British pubs, or public houses, can be traced all the way back to Roman taverns. After the departure of the Romans, there came the Anglo-Saxon alehouses based in domestic dwelling. The ‘alewife’ would put a green bush up on a pole to let people know her brew was ready for drinking. These alehouses rapidly developed into popular meeting places for the community so in 965 King Edgar decreed there should be no more than one alehouse per village. In 1393, Richard II made it legal for pubs to have to display a sign outdoors to make them easily identifiable to passers-by. Then in the 19th century came the development of tied houses [when a pub is linked to a particular brewer].

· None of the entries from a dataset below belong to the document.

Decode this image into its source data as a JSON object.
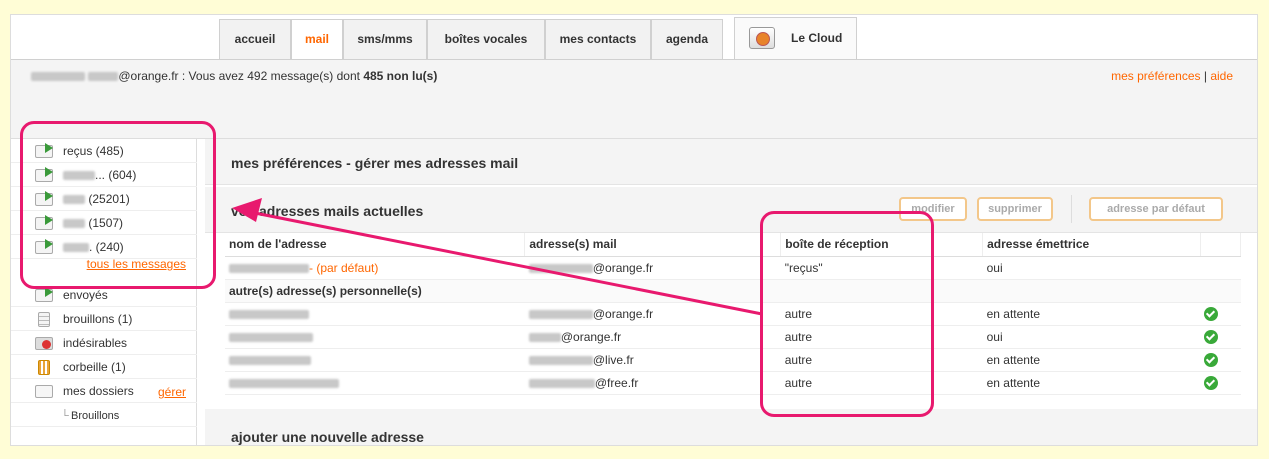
{
  "tabs": {
    "accueil": "accueil",
    "mail": "mail",
    "sms": "sms/mms",
    "voicemail": "boîtes vocales",
    "contacts": "mes contacts",
    "agenda": "agenda",
    "cloud": "Le Cloud"
  },
  "infobar": {
    "status_prefix": "@orange.fr : Vous avez 492 message(s) dont ",
    "unread": "485 non lu(s)",
    "prefs_link": "mes préférences",
    "separator": "|",
    "help_link": "aide"
  },
  "sidebar": {
    "items": [
      {
        "label": "reçus (485)",
        "icon": "inbox-arrow-icon"
      },
      {
        "label": "... (604)",
        "icon": "inbox-arrow-icon"
      },
      {
        "label": "(25201)",
        "icon": "inbox-arrow-icon"
      },
      {
        "label": "(1507)",
        "icon": "inbox-arrow-icon"
      },
      {
        "label": ". (240)",
        "icon": "inbox-arrow-icon"
      }
    ],
    "all_messages": "tous les messages",
    "sent": "envoyés",
    "drafts": "brouillons (1)",
    "spam": "indésirables",
    "trash": "corbeille (1)",
    "folders": "mes dossiers",
    "manage": "gérer",
    "sub_drafts": "Brouillons"
  },
  "main": {
    "title": "mes préférences - gérer mes adresses mail",
    "section_title": "vos adresses mails actuelles",
    "buttons": {
      "modify": "modifier",
      "delete": "supprimer",
      "default": "adresse par défaut"
    },
    "columns": [
      "nom de l'adresse",
      "adresse(s) mail",
      "boîte de réception",
      "adresse émettrice"
    ],
    "default_row": {
      "name_suffix": "- (par défaut)",
      "mail": "@orange.fr",
      "box": "\"reçus\"",
      "sender": "oui"
    },
    "group_label": "autre(s) adresse(s) personnelle(s)",
    "rows": [
      {
        "mail": "@orange.fr",
        "box": "autre",
        "sender": "en attente"
      },
      {
        "mail": "@orange.fr",
        "box": "autre",
        "sender": "oui"
      },
      {
        "mail": "@live.fr",
        "box": "autre",
        "sender": "en attente"
      },
      {
        "mail": "@free.fr",
        "box": "autre",
        "sender": "en attente"
      }
    ],
    "add_title": "ajouter une nouvelle adresse"
  },
  "colors": {
    "accent": "#ff6600",
    "annotation": "#e8196e",
    "background": "#fffdd6",
    "check": "#39a939"
  }
}
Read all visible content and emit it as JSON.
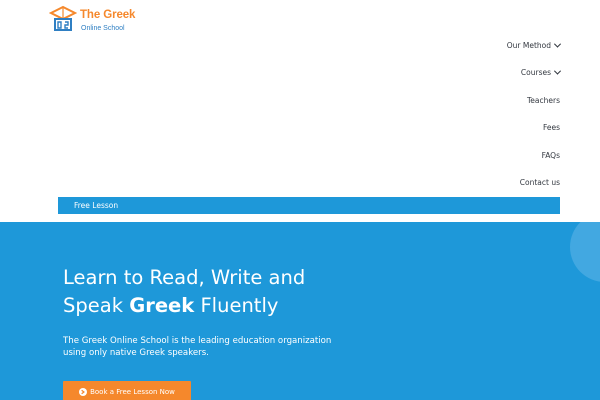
{
  "brand": {
    "line1": "The Greek",
    "line2": "Online School",
    "colors": {
      "orange": "#f5882c",
      "blue": "#2f7fc3"
    }
  },
  "nav": {
    "items": [
      {
        "label": "Our Method",
        "has_dropdown": true
      },
      {
        "label": "Courses",
        "has_dropdown": true
      },
      {
        "label": "Teachers",
        "has_dropdown": false
      },
      {
        "label": "Fees",
        "has_dropdown": false
      },
      {
        "label": "FAQs",
        "has_dropdown": false
      },
      {
        "label": "Contact us",
        "has_dropdown": false
      }
    ],
    "dropdown_icon": "chevron-down-icon"
  },
  "free_lesson_bar": {
    "label": "Free Lesson"
  },
  "hero": {
    "title_part1": "Learn to Read, Write and",
    "title_part2": "Speak ",
    "title_bold": "Greek",
    "title_part3": " Fluently",
    "description": "The Greek Online School is the leading education organization using only native Greek speakers.",
    "cta": {
      "label": "Book a Free Lesson Now",
      "icon": "arrow-right-circle-icon"
    },
    "background_color": "#1e98d9"
  }
}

The pub is different from the inn, in that the latter was located along a highway or in the country [above] and provided stabling and fodder for horses, accommodation for travellers, and [if on a mail route] fresh horses for the mail coaches. Inns tended to be larger and grander than pubs. Many pub names date from times when customers were often illiterate and could only recognise pictorial signs. Pub names have a variety of origins, from objects used as simple identification marks to the coats of arms of kings or local aristocrats and landowners. Other names come from historic events, livery companies, and occupations or craftsmen’s guilds. Traditional English ale was made solely from fermented malt. The adding of hops to produce beer was introduced from the Netherlands in the early 15th century. Alehouses would each brew their own distinctive ale, but independent breweries began to appear in the late 17th century. By the end of the century, almost all beer was brewed by commercial breweries.
The GenGuide has records of publicans and brewers, and a long list of useful websites and archives related to pubs and inns. The George Inn [above], in Southwark, London, was established in medieval times and is the only surviving example of a galleried coaching inn. The Campaign for Real Ale [CAMRA] website has a ‘What Pub?’ search facility allowing you to search by town or postcode. If you know the place of birth for a relative or a later presence in the records such as place of marriage, the CAMRA website might be the best place to start. Most pubs have their own websites including local history and the date they started trading. My own local dates from the 15th century, it became a public house in the 18th century when it was bought from its private owner. Read this useful article by the Pub History Society about tracing people who worked in pubs.
Once the name of your relative’s pub is confirmed, you can then search local records, either in the Country Records Office or The National Archives. Landlords with a ‘full’ license had to renew annually. Court reports and local newspapers can also yield information about public houses, particularly breaches of licensing regulations [drinking after hours] and people misbehaving after too much alcohol. Advertisements in local newspapers may also yield information and images. Many of the JD Wetherspoon pubs are located in restored historic pubs, many featured at the company’s website.
This post is inspired by an article in the July 2017 issue of ‘Who Do You Think You Are?’ magazine. More details here.
And if you’d like to tweet a link to THIS post, here’s my suggested tweet:
Did your ancestor work in a pub? #familyhistory https://wp.me/p5gEM4-3cM via SandraDanby